Elizabeth Latosi-Sawin, Professor of English and Honors Program Director at Missouri Western State University, is also Co-Director of the Outdoor Semester, a semester-long, multi-disciplinary, theme-based, faculty-student learning community that offers a significant field experience on the Great Plains. Courses have been organized around themes such as Interpreting Our Heritage through Native American Values, Lewis and Clark & the Corps of Discovery, Westward Trails, and Energy & Life. The study of energy in 2009 took us to the Land Institute (KS), the National Renewable Energy Lab (CO), Rocky Mountain Pellet Company (WY), Yellowstone National Park, the Bighorn Mountains, the Black Hills (SD), Oahe Hydroelectric Plant and Cooper Nuclear Power Station (NE). Hiking, camping, horse-back riding, rock climbing, canoeing, white-water rafting, star-gazing, meeting Native Americans, dancing at powwows, and participating in sweats are among the activities we have participated in over the years. Courses associated with the program have been Outdoor Education, Research Writing, Literature, Physical Geography, Social Anthropology, Psychology, and Music. We have presented at national conferences in Health, Physical Education & Recreation, Environmental History, Geography, Conservation Biology, College Composition & Communication, College English Association, National Collegiate Honors Council, and the Assembly for Expanded Perspectives on Learning. Our purpose has always been to expand our understanding of the different relationships that human beings have with the natural world.

Nicole Seymour. Searching for Alternative Affective Modes in Ecomedia.
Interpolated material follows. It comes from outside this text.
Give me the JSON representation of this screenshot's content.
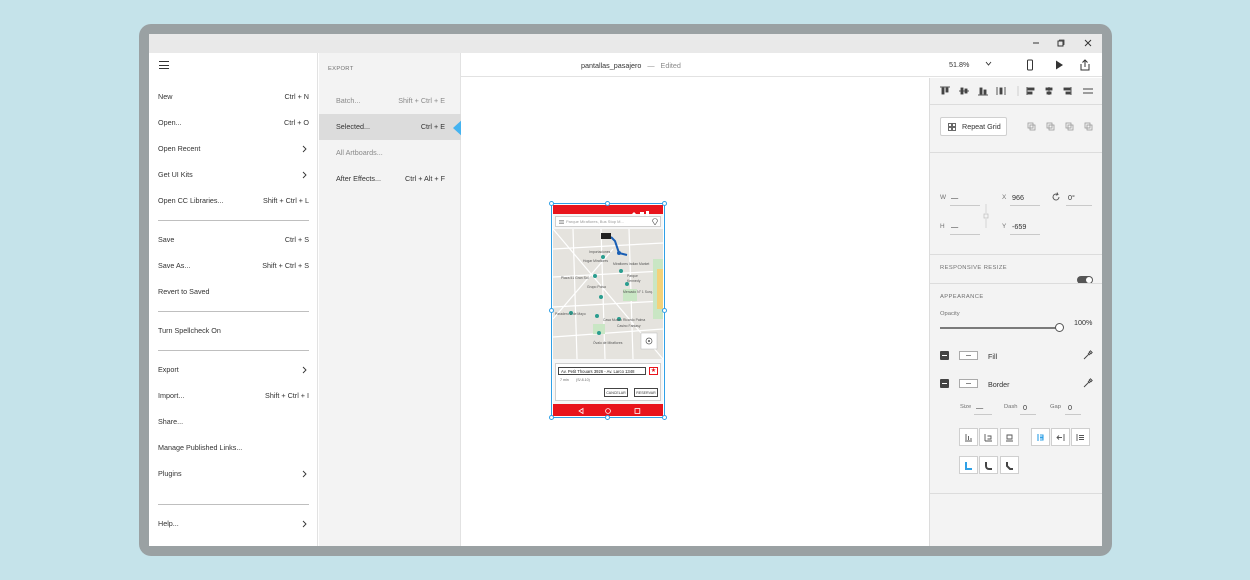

Nicole Seymour received her Ph.D. from Vanderbilt University. She is currently Visiting Assistant Professor at the University of Louisville, where she teaches courses in American literature, Women’s and Gender Studies, and cultural studies. She has published articles on author Carson McCullers, filmmaker Michael Haneke, and environmental justice and queer cinema in journals such as PostScript and Cinema Journal. She has recently completed a book manuscript titled Strange Natures: The Ecological Imagination of Contemporary Queer Fictions. Her current work focuses on the use of irony in environmentalist rhetoric.

Alexa Weik von Mossner. Moving Ecocinema: The Emotional Appeal of Risk Narratives.

Alexa Weik von Mossner is a Postdoctoral Assistant in American Literature and Culture at the University of Fribourg, Switzerland and currently also a Carson Fellow at the Rachel Carson Center for Environment and Society in Munich, Germany. She worked for several years in the German film and television industry before earning her Ph.D. in Literature at the University of California, San Diego in 2008. Her essays have appeared in the African American Review, English Studies, Environmental Communication, Ecozona, and in the Journal of Commonwealth and Postcolonial Studies. Her current research focuses on environmental risk narratives in American popular culture.

Paula Willoquet-Maricondi. Eco-documentaries and the Sustainability Movement.

Paula Willoquet-Maricondi is Associate Professor and Chair of the Media Arts Department at Marist College. She coordinates the Cinema Studies Minor and Co-Chairs the Campus Sustainability Advisory Committee. She is the editor of three books, including Framing the World: Explorations in Ecocriticism and Film recently published by the University of Virginia Press as part of their series “Under the Sign of Nature: Explorations in Ecocriticism.” Her essays have appeared in Interdisciplinary Studies in Literature and Environment, Postmodern Culture, Cinema Journal, Film/ Literature Quarterly, and Literature Interpretation Theory. Her current research focuses on campus sustainability.